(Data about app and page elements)
┏━━
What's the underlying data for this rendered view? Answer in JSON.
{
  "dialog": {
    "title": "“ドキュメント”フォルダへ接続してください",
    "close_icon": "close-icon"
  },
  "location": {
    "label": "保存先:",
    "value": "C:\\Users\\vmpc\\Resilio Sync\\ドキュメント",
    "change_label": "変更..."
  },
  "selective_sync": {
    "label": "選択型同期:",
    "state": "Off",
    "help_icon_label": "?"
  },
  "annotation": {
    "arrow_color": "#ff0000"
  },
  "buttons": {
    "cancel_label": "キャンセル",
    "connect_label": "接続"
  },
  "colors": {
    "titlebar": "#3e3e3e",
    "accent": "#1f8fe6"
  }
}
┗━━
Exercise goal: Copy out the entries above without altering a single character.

Result for this task:
What's the underlying data for this rendered view? Answer in JSON.
{
  "dialog": {
    "title": "“ドキュメント”フォルダへ接続してください",
    "close_icon": "close-icon"
  },
  "location": {
    "label": "保存先:",
    "value": "C:\\Users\\vmpc\\Resilio Sync\\ドキュメント",
    "change_label": "変更..."
  },
  "selective_sync": {
    "label": "選択型同期:",
    "state": "Off",
    "help_icon_label": "?"
  },
  "annotation": {
    "arrow_color": "#ff0000"
  },
  "buttons": {
    "cancel_label": "キャンセル",
    "connect_label": "接続"
  },
  "colors": {
    "titlebar": "#3e3e3e",
    "accent": "#1f8fe6"
  }
}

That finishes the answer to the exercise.